Mr Dowling, who is in the middle of redecorating the pub, has just started a live music night and has also raised hundreds of pounds for local charity Tantara's Wish. It was established by the Stillwell family, from Broadwater, to raise money for research into genetic diseases because Allen Stillwell and two of his daughters suffer from a rare genetic disorder. Tony Malone, of the Worthing Society, said members had not seen the plans and could not comment on whether they would be officially objecting to them. He said: "Although of no particular architectural merit, it would be a shame to see the end of this landmark pub, formerly the Wigmore Arms, which has been a part of the Broadwater street scene for almost 80 years. It was originally designed for the Rock Brewery of Brighton and was named after the 6th Baron Wigmore."

The pub used to be run by former Newcastle and Arsenal striker Malcolm Macdonald. He ran the pub from 1985 to 1987 and changed its name from the Wigmore Arms to the Far Post. When he left, it reverted back to its original name and then, finally, the Wig and Pen. Current owners, Enterprise Inns, said it was not viable to offer a leasehold tenancy.

Known landlords/managers From: The Worthing Journal

1930s - Walter Terry
1945 - 1957 - John Turrell (Manager)
1957 - 1977 - John Turrell (landlord)
1977 - 1981 - Mrs Turrell
1981 to 1985 - Richard & Margaret Sheppard
1885 - ? Malcolm Macdonald
1998 - Became the Wig & Pen

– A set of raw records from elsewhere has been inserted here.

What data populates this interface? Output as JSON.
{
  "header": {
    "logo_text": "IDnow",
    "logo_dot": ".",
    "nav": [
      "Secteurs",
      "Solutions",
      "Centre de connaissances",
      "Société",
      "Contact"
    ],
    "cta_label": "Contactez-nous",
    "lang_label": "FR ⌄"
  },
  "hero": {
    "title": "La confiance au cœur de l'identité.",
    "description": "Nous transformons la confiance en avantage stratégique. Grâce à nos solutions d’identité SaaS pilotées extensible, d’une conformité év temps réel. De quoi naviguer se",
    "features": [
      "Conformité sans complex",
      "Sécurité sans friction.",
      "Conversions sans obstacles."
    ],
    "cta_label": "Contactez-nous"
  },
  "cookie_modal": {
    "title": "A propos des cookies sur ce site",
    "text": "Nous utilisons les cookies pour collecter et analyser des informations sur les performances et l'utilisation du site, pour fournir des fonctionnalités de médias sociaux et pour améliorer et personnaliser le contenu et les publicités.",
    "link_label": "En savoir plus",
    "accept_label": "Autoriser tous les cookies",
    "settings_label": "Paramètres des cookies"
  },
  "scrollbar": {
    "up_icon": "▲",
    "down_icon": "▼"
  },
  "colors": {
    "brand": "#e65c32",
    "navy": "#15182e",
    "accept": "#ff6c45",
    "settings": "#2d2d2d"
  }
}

1957: Don Smith, the first Worthing born cricketer to play for England, was guest of honour at Worthing Evening Cricket League's presentation night at the Wigmore Arms pub, Wigmore Road. Worthing Journal issue 84 2017